Nowadays though the family Asparagaceae is a broad church, including Yucca, Agave, Hosta and even the Australian Fringe-Lily Thysanotus. So the flower could look like anything really.

What it does look like is a star fungus, or perhaps one of those underground orchids that normally doesn't break through the litter. The bud, emerging from an underground stem, splits open like a sea anemone. Our flowers both have eight triangular petals, or petal-like bits.

In the middle...well it's a bit obscure down there. Looking at pictures and descriptions on the web I gather the male and female bits are fused together in the purple mass you can see in my top picture, with the stamens bent underneath (and not visible). All this is designed to attract tiny insects that live in the soil litter.

Within days of these flowers erupting in our pot, Terry Smyth, one of the enthusiastic horticulturists at Melbourne's Royal Botanic Gardens and someone unashamedly passionate about Chinese plants, took me for a tour of our Southern Chinese collection on the river side of the Ornamental Lake. Here it's dark and dry, a lot like our dining room. Here are quite a few aspidistras.
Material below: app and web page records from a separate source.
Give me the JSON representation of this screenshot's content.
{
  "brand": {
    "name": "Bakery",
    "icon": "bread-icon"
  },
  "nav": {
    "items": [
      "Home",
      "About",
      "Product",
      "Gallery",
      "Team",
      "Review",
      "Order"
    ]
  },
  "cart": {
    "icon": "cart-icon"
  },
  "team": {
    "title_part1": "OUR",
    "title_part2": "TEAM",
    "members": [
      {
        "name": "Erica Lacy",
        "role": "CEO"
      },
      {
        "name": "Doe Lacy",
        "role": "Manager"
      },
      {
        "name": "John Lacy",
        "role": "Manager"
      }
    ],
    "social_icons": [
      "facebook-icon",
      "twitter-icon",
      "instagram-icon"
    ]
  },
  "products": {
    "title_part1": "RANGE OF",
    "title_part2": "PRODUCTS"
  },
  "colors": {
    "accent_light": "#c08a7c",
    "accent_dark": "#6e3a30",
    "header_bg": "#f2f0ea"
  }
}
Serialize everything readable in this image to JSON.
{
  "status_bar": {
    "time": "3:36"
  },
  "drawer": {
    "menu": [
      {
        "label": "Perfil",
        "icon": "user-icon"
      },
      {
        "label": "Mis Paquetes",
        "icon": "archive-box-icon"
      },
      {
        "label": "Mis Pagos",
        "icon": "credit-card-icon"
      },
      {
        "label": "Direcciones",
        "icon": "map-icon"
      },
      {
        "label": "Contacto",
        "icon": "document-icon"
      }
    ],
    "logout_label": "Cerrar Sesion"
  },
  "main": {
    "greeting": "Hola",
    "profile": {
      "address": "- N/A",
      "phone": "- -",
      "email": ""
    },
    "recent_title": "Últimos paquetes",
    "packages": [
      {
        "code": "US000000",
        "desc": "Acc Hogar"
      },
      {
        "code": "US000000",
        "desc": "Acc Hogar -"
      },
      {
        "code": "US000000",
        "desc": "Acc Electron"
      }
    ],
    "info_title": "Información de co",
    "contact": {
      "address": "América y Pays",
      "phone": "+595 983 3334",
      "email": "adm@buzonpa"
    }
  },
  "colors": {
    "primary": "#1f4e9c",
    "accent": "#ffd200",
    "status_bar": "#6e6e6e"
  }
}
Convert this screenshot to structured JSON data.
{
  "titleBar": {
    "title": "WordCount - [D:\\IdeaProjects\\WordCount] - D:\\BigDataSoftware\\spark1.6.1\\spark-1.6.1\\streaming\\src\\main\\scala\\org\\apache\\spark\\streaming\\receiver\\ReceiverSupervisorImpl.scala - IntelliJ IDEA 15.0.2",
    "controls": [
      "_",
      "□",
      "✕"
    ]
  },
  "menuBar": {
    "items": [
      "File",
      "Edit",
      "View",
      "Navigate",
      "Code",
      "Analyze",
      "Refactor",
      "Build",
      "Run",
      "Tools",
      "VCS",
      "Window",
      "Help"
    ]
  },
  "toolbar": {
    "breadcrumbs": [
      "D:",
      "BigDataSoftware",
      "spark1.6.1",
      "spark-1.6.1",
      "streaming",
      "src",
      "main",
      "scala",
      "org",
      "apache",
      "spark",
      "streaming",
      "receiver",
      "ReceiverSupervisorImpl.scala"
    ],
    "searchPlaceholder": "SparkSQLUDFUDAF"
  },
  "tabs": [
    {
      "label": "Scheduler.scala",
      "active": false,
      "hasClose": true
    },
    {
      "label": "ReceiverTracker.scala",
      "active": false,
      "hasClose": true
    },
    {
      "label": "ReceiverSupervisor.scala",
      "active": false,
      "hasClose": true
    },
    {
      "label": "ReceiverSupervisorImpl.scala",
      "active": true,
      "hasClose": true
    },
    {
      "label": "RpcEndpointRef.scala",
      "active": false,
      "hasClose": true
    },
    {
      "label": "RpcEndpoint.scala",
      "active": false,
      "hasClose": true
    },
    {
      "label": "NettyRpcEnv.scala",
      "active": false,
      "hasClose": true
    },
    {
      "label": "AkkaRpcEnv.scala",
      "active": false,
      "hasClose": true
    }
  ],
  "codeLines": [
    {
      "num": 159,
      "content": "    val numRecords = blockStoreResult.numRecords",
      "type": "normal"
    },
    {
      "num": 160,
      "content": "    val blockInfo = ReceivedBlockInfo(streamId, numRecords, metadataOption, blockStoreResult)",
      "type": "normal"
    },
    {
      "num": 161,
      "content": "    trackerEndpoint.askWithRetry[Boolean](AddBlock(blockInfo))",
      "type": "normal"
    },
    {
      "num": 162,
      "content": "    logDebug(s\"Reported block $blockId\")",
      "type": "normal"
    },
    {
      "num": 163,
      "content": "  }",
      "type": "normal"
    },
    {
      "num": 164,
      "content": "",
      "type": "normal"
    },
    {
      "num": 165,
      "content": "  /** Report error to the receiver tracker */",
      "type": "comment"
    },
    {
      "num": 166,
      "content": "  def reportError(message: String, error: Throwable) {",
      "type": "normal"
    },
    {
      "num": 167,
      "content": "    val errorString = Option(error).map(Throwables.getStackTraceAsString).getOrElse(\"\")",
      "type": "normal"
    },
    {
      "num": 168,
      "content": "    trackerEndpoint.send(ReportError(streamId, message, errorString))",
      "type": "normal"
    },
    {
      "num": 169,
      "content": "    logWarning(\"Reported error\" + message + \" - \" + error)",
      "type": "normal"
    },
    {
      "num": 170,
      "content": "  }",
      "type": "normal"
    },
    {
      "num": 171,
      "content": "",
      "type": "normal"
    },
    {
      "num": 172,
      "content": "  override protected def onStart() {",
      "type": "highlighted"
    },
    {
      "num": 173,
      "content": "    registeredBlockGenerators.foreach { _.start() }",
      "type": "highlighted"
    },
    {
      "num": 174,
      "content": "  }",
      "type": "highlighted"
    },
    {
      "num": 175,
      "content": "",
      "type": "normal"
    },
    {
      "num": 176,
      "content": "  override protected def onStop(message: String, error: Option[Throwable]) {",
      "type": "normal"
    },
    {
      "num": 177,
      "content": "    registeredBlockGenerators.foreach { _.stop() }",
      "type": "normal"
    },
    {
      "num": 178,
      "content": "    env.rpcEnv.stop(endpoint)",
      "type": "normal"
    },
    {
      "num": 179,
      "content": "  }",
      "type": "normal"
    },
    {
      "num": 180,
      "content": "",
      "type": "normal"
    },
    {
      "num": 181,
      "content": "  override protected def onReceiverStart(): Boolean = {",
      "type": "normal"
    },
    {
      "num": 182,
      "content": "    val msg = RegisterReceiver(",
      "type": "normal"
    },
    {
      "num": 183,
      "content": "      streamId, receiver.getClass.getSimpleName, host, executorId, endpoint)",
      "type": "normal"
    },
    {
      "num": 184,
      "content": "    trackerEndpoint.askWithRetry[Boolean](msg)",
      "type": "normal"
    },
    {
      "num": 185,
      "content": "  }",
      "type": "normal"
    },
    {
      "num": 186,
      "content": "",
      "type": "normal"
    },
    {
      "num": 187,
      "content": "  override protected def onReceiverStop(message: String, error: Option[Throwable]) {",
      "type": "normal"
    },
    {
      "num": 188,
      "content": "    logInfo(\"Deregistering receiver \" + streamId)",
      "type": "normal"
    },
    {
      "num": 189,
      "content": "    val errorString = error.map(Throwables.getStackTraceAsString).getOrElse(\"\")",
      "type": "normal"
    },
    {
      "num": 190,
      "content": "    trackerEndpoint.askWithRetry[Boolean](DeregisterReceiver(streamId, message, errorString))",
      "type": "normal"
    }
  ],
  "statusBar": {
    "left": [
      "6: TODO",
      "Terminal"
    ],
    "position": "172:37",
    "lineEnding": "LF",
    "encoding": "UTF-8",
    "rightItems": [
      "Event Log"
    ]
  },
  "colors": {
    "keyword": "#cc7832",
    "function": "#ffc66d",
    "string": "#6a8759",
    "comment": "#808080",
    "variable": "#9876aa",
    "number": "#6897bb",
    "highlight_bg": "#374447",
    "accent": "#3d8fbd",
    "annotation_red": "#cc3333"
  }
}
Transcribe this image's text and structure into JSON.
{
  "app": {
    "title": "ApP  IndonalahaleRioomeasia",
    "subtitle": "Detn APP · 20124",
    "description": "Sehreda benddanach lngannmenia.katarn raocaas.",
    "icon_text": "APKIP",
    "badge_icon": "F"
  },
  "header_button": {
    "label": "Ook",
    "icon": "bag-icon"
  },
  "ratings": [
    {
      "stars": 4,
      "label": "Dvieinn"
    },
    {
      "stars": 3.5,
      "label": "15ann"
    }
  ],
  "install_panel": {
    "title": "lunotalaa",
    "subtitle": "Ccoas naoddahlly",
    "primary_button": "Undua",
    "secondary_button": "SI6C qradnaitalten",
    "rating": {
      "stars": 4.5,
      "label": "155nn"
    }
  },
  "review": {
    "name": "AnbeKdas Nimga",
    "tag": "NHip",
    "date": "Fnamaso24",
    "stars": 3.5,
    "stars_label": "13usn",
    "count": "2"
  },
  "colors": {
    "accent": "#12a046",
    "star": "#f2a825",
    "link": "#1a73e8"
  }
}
Not just Aspidistra elatior, the Cast-iron Plant. There are nearly a hundred described species, many of them only discovered in recent decades, and no doubt more to be discovered throughout Asia. On our tour Terry showed me this charming little spotted one, Aspidistra lurida. No flowers though. I had to return home to the darkest corner of our dining room to find those.

*Originally posted as 'Aspidistra flowers interestingly' but what a missed opportunity! Now renamed to pay homage to the cleverly titled George Orwell book I read as a young botanist and idealist.